Unfortunately, most homeowners don't realize that there's a problem with their duct system until it's too late. Whether there's a hole in the sides, a connection is loose, or it's just running inefficiently, one of the things you'll eventually need to think about is whether or not to replace your ductwork in its entirety. Most HVAC companies offer duct replacement as part of their slew of AC services; below are a few questions you need to ask yourself to see if it's the right fit for you.
How Old Is Your Ductwork?
Though every home is different, most air ducts last between ten to fifteen years. If your ductwork is reaching the midpoint of that lifespan, then it's worth it to consider replacing the entire system of ducts. As the years go on, deterioration will set in on the ducts, making them more susceptible to damage. While regular cleaning and maintenance will help preserve the life of your ductwork, standard air conditioning services only go so far before it's recommended that you install a new system.
Are You Replacing Your AC Unit?
Without a doubt, one of the best times to redo your home's ductwork is when you're getting a new AC unit installed. High-efficiency AC units are great, but if the ductwork is outdated or inefficiently laid out, you won't get nearly the same benefits as you would otherwise. In order for there to be maximum cooling efficiency, your ductwork needs to be as straight as possible and needs to fit the size of the unit. Ductwork that is too small or too complex can minimize the impact of a brand-new unit.
Are Your Energy Bills Going Up?

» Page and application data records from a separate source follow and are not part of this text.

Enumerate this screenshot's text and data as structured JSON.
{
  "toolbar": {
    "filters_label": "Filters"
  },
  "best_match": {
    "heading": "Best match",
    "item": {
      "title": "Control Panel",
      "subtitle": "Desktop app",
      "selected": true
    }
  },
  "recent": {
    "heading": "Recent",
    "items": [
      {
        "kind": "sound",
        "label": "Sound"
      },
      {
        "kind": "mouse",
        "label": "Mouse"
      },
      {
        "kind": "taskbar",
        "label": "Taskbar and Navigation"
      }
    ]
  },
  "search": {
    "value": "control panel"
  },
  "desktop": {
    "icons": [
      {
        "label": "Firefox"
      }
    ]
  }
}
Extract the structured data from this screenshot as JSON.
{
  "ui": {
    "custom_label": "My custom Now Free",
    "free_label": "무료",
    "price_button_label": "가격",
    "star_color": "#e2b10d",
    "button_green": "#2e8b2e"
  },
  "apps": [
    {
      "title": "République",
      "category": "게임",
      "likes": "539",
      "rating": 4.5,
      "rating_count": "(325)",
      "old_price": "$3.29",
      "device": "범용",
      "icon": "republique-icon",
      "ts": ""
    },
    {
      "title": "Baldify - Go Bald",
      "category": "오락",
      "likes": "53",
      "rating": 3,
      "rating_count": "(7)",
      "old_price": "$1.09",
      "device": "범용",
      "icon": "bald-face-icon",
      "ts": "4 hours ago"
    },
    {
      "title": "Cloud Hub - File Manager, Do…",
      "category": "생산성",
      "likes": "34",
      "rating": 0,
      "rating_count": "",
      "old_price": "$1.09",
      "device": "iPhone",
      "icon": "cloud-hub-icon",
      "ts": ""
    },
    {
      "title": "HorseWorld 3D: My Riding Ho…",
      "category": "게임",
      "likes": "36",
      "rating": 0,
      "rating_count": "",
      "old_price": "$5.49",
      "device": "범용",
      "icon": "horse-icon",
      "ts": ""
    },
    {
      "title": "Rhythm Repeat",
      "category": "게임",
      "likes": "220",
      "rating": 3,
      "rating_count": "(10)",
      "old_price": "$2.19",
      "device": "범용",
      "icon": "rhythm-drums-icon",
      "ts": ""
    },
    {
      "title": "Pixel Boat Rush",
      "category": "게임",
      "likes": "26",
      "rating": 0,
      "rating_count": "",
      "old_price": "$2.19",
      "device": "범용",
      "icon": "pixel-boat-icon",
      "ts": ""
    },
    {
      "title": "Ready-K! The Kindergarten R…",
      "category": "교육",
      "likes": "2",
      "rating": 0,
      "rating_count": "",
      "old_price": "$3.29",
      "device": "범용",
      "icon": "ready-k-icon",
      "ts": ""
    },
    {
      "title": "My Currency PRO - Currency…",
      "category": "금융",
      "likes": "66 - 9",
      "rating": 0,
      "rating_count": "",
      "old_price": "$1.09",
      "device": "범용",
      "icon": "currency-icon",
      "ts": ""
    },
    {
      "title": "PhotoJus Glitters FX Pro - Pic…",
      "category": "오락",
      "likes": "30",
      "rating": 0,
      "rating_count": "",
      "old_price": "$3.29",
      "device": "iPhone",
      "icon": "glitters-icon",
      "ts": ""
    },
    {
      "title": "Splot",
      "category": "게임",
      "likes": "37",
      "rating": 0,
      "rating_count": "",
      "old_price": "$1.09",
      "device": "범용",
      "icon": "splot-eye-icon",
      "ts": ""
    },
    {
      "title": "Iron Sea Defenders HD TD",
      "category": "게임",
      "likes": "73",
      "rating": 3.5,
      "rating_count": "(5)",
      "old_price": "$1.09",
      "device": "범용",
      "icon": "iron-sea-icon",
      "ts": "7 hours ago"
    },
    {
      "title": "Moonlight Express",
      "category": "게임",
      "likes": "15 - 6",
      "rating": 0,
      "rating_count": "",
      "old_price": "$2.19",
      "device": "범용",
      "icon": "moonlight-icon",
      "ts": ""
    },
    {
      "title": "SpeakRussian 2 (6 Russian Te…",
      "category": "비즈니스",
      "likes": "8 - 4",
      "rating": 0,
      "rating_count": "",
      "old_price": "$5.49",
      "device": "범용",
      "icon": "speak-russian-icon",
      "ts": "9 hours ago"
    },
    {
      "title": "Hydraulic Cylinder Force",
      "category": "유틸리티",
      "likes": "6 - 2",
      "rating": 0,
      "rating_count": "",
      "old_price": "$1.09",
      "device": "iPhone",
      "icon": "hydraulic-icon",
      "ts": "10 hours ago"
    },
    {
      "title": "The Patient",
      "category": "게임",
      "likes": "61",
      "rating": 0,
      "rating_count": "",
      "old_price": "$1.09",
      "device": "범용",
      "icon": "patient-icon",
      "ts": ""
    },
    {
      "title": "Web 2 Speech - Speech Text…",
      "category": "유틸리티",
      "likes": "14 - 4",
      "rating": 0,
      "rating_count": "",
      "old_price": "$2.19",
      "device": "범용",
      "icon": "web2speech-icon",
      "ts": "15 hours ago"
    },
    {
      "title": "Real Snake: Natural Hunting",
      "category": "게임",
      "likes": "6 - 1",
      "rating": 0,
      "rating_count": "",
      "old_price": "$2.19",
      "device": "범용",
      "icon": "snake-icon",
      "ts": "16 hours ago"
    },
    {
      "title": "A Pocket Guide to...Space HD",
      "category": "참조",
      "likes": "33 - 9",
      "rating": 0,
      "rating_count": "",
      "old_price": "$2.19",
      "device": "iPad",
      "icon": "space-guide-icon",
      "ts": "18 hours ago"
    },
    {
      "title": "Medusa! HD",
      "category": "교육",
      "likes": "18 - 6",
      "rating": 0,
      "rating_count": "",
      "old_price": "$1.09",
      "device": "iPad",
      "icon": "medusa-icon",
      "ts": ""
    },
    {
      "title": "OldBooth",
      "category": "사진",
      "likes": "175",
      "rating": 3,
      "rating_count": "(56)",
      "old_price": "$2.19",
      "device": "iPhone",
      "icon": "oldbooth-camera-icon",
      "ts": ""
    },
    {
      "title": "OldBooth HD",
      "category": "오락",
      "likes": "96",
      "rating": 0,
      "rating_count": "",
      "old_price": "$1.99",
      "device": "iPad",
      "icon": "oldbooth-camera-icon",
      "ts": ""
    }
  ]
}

Generally speaking, your utility bill should remain the same from year to year. While you might see a slight average increase just because utility companies rates have gone up, your usage should stay about the same. Pull out your last several years' worth of statements; if you're noticing a rise in usage, that means air is being lost somewhere. The most common culprit is leaks or holes in your air ducts. Schedule an inspection with your local HVAC company to determine what AC services need to take place, and don't be surprised if they recommend new ductwork.